She will receive the award, which is named in honor of the late John E. Gall Jr., at the upcoming HIMSS Conference in Orlando. Gall led the implementation of the first fully integrated medical information system in the world at California’s El Camino Hospital in the 1960s. Arora has exemplified that spirit by ensuring that clinicians at Children’s have the resources and information they need to provide the best care possible for patients.
“Each of us has a personal story that involves healthcare,” Arora said. “Whether we are the patient, or one of our loved ones is the patient, we want our physicians and clinicians to have every resource to ensure they can deliver the best possible care. This recognition reaffirms that, though technology may not always be visible, the work we are doing is making a difference in the lives of patients — in our case, we’re delivering on our mission of making life better for children.”

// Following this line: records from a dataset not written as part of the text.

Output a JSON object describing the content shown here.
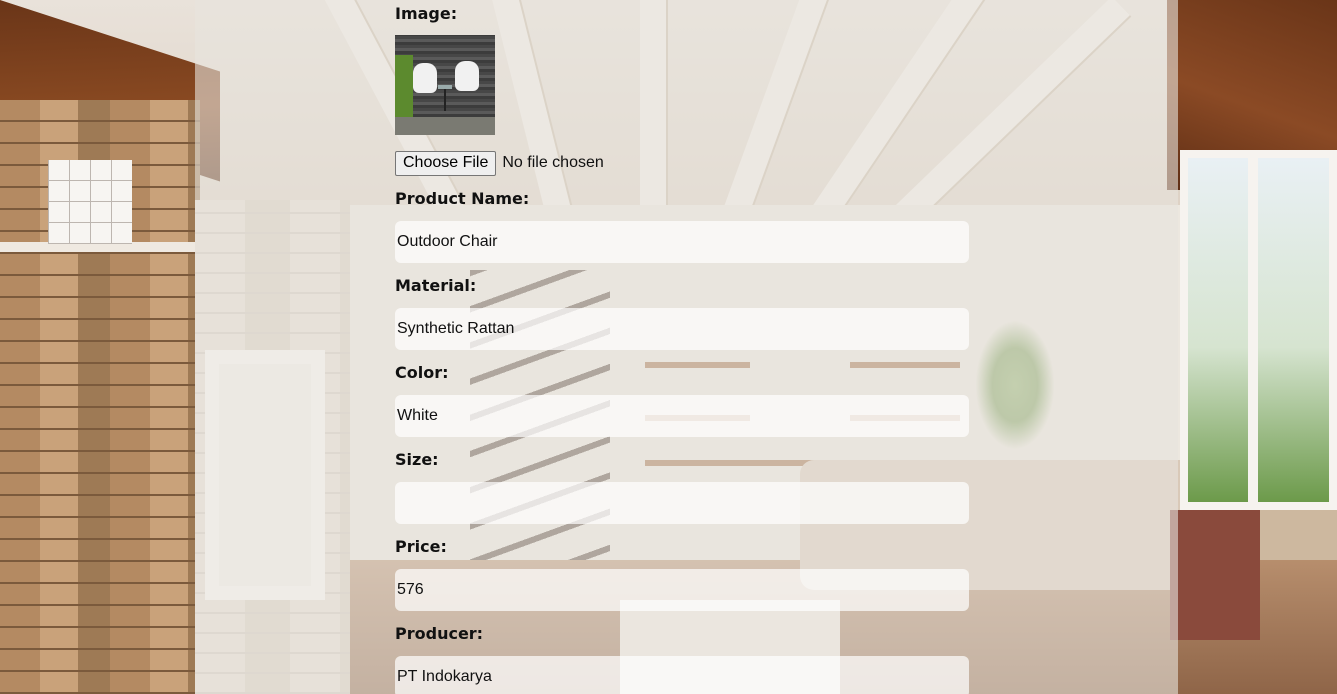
{
  "form": {
    "image_label": "Image:",
    "file_button": "Choose File",
    "file_status": "No file chosen",
    "product_name_label": "Product Name:",
    "product_name_value": "Outdoor Chair",
    "material_label": "Material:",
    "material_value": "Synthetic Rattan",
    "color_label": "Color:",
    "color_value": "White",
    "size_label": "Size:",
    "size_value": "",
    "price_label": "Price:",
    "price_value": "576",
    "producer_label": "Producer:",
    "producer_value": "PT Indokarya"
  },
  "icons": {
    "product_image": "product-thumbnail-image"
  },
  "colors": {
    "panel_overlay": "#e8e4de",
    "field_background": "#ffffff",
    "label_text": "#111111"
  }
}
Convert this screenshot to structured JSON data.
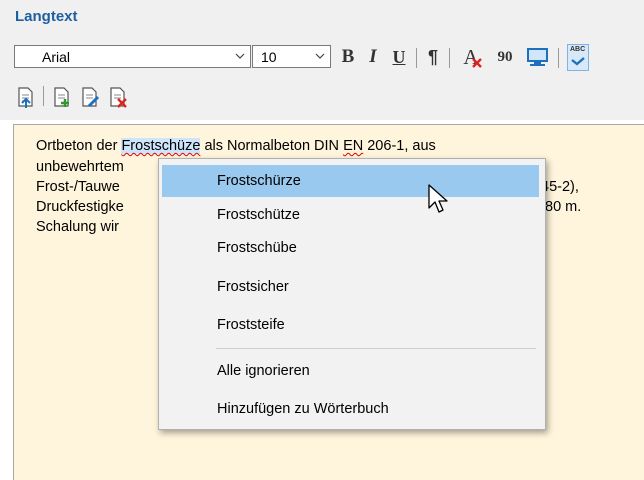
{
  "panel": {
    "title": "Langtext"
  },
  "toolbar": {
    "font_family": "Arial",
    "font_size": "10",
    "bold": "B",
    "italic": "I",
    "underline": "U",
    "pilcrow": "¶",
    "clear_format_letter": "A",
    "rotate_label": "90",
    "spell_check_label": "ABC",
    "icons": [
      "text-color-icon",
      "document-upload-icon",
      "document-add-icon",
      "document-edit-icon",
      "document-delete-icon",
      "monitor-icon",
      "spell-check-icon"
    ]
  },
  "editor": {
    "line1_pre": "Ortbeton der ",
    "line1_word": "Frostschüze",
    "line1_mid": " als Normalbeton DIN ",
    "line1_en": "EN",
    "line1_post": " 206-1, aus",
    "line2": "unbewehrtem",
    "line3": "Frost-/Tauwe",
    "line3_end": "45-2),",
    "line4": "Druckfestigke",
    "line4_end": "80 m.",
    "line5": "Schalung wir"
  },
  "context_menu": {
    "suggestions": [
      "Frostschürze",
      "Frostschütze",
      "Frostschübe",
      "Frostsicher",
      "Froststeife"
    ],
    "ignore_all": "Alle ignorieren",
    "add_to_dictionary": "Hinzufügen zu Wörterbuch"
  },
  "colors": {
    "accent_title": "#1f5f9e",
    "editor_bg": "#fff5dc",
    "menu_highlight": "#99c9ef",
    "toolbar_bg": "#f0f0f0"
  }
}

With cybersecurity threats becoming more pervasive, Arora has taken steps to make data safer by rolling out a HITRUST program called CyberAid that enables small practices to find cost-effective cybersecurity solutions.
“IT has been able to provide the tools and infrastructure necessary to support our organization’s reach outside of our walls,” she said. “Because our team members and clinicians are eager adopters of technology, we are typically able to gain buy in for technology initiatives that will allow our providers to care for patients in new and innovative ways.”
Beyond her passion for improving care in the Dallas area, Arora has also lent her time to helping advance the role of the CIO and other health IT leaders, serving on both the CHIME and HITRUST board of trustees. She has also represented CHIME and HIMSS on the international front, working to build partnerships and share best practices across the globe.
“Pamela Arora understands and advances the strategic connection between quality patient care and the best use of IT. As a HIMSS member for 13 years, her leadership and vision have made a positive difference in the work she does at Children’s Health and in her overall dedication to improving health and healthcare for the patients she serves,” said H. Stephen Lieber, HIMSS president and CEO.